It’s crucial that we do not recreate oppressive structures in our groups that would continue to silence people who are already silenced in society.
What a safer space is for:
Oppression can happen at a political, social or personal level and typically occurs on the basis of ethnicity, class, gender, gender identity, gender representation, sexuality, age, income, ability, appearance, immigration status, activist experience, and other forms of difference and inequality. A safer spaces agreement aims to create a space free from the experiences of marginalisation and inequality that many people regularly face.
What a safer space means:
A safer space is a vision of a better society, of what it could be like to feel supported, to feel autonomous, to feel free, and most of all to feel safer. In a safer space we recognise and respect that we experience things in different ways and that we have different ideas and ideals on how to make changes in the world. If we want to create a community that is cohesive, supportive and which makes a real difference to how we live our lives, then we have to question our learned behaviours and challenge ourselves and others. We need to work towards acting in ways that are respectful, and build a community of trust and support.
Safer Spaces Agreement
This is a space in which we agree to observe and uphold the following ideas:
- Everyone has an equal right to be heard and an equal responsibility to listen.
- Those who are perhaps used to doing the talking, may feel it benefits them to do more listening, and vice versa. We should encourage everyone to participate equally and without worry of prejudice, persecution or dismissal.
- However strongly you feel about a particular topic, do not allow a discussion to get abusive.
- Any behaviour (including body language and verbal language) that demeans, marginalises, dominates, or perpetuates hierarchies, is not tolerated.
- Identify your won privilege(s) and actively challenge them.
- Be aware of the range of different identities (gender, race, class) that people may identify as, and avoid sweeping generalisations about people.
- Be aware that anyone in the space could be a survivor of a particular form of oppression, for example, violence and abuse, so it is therefore important to be aware of language or behaviour that may be triggering. It is also important to recognise that everyone has different experiences so refrain from speaking for another person’s experience as doing so may misrepresent their position and denies them of the right to speak for themselves and to own their experiences.
- Anyone who is responsible for any kind of violence, intimidation, or harassment will by their behaviour exclude themselves from the space (meeting/event etc.)
- If someone is feeling uncomfortable, do not hesitate to say so.
- By participating as Manchester Migrant Solidarity, you are doing so as an individual. We do not support just one political position, group or party, we each have our individual beliefs and practices and we all have the right to do so. The problem arises if this is not respected and interferes with the inclusive and plural nature of the group. Do not try to coerce others into adopting your particular ideology or join your group, it may be seen as harassment and consequently a breach of the safe space policy.
- Try using “I” language rather than using sweeping generalisations:
- If someone gets upset about something you have said, try to think about why that might be instead of getting defensive.
- If you don’t understand something, ask respectfully, and then listen to the answer you are given.

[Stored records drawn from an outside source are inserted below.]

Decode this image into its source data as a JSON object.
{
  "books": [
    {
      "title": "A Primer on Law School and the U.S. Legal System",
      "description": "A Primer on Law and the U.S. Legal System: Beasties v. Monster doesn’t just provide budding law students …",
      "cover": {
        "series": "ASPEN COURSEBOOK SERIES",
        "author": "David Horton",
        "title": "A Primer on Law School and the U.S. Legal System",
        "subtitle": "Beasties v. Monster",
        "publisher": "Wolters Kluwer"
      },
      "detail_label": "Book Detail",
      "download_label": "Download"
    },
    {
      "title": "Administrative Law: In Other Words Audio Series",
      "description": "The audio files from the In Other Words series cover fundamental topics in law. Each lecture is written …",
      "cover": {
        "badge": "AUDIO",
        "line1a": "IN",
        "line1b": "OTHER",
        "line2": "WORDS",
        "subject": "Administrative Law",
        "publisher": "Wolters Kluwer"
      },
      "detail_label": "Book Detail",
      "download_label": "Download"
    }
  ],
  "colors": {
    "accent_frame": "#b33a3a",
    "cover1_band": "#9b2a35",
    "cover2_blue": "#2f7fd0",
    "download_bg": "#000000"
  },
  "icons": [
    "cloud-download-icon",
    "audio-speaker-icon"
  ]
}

If you are asked to explain something, do your best to explain it. Some participants may not be familiar with your argument, or its basis.
It is everyone’s responsibility to challenge prejudice and oppression. This list is not exhaustive and it is up to all of us to help create a space where everyone feels safe and included.